But Metanoia is gone now. John has really, truly retired at the age of 74, and after a year spent trying to find a new home, the community finally disbanded. That throws the onus of change back on the conference, which desperately needs a bottom-up restructuring.
United Methodism in America has been bleeding membership since the 1960s. We've now had several generations that prefer local to regional or national control, who want worship services they structure for themselves, sermons they can apply to their own lives, and leadership that emerges organically from the community. The young adults who will take our places see little in Methodism that appeals to them, and understandably are founding their own religious communities, created in their image rather than John Wesley's. Ironically, these communities may be closer to the primitive Methodism Wesley founded in the early 1700s than anything that has come out of Nashville in the last fifty years. Like the Anglican Church Wesley knew, Methodism has grown tired, ossified, too wrapped up in the orthodoxy of its clergy dogmas to be able to innovate. Our leaders are far behind the curve, held back from what innovation they believe in by the conservative General Conference.
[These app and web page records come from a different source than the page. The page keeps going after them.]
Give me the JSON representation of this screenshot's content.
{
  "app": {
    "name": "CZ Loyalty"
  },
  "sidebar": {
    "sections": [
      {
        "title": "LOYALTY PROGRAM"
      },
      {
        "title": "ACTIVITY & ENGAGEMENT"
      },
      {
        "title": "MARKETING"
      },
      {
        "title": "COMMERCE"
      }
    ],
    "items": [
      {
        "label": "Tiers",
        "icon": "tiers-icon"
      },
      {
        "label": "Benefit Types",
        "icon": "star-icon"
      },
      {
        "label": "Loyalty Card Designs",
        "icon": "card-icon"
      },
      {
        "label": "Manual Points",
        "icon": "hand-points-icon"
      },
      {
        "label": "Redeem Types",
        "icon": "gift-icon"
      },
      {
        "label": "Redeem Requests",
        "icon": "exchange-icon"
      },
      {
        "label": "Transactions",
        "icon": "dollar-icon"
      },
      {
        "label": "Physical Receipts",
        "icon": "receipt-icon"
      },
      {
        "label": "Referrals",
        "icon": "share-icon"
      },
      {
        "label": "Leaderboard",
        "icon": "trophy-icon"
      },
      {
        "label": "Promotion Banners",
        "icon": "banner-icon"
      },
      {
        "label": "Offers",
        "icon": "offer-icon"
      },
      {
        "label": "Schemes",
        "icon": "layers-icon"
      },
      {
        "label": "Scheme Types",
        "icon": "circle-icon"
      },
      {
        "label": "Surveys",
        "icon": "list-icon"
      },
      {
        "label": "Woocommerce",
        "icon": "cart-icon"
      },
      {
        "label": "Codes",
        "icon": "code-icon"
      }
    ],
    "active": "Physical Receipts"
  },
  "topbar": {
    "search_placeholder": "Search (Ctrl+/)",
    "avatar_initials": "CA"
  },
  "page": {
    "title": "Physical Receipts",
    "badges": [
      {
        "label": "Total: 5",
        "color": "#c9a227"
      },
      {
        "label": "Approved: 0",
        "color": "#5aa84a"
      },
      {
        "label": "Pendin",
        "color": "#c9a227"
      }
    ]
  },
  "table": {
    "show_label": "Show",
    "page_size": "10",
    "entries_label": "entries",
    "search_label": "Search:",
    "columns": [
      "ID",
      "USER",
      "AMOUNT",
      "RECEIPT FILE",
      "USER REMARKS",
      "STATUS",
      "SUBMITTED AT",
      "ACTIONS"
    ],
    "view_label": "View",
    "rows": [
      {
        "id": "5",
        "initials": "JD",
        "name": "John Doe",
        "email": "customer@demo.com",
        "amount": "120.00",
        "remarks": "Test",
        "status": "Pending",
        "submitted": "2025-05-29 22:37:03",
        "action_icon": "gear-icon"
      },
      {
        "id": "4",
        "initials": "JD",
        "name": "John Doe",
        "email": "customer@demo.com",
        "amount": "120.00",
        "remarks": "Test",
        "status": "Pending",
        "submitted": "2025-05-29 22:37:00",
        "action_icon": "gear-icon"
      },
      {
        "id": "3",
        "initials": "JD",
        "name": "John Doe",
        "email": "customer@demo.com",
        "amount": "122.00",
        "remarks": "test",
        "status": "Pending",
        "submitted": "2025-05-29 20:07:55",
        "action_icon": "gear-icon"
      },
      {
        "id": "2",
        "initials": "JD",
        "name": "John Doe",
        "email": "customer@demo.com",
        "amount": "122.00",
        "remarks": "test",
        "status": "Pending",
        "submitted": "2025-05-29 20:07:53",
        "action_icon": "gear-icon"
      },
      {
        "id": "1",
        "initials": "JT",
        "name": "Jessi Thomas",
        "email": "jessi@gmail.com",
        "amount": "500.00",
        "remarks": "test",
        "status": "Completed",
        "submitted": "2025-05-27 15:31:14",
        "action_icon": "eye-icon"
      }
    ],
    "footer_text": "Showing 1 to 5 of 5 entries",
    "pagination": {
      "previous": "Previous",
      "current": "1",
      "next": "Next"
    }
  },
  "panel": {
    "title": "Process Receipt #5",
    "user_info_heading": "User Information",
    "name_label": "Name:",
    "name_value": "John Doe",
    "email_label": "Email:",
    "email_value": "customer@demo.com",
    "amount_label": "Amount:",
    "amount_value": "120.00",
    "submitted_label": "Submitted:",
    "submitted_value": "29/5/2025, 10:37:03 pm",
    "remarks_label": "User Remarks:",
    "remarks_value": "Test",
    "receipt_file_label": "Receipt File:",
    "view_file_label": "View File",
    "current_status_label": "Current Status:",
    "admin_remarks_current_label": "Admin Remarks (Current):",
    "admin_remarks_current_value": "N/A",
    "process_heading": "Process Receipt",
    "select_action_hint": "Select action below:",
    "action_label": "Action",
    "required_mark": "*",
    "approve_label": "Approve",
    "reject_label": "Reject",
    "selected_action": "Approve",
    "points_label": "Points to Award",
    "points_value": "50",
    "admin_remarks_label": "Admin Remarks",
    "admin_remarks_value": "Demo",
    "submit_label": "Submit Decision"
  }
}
In a word, Methodism needs its own Reformation. The question facing all of us who grew up in this denomination is this: Will it come too late? Or, as with the English reformation that gave birth to Methodism, will it take an exodus to a new church to spur the changes we so desperately need?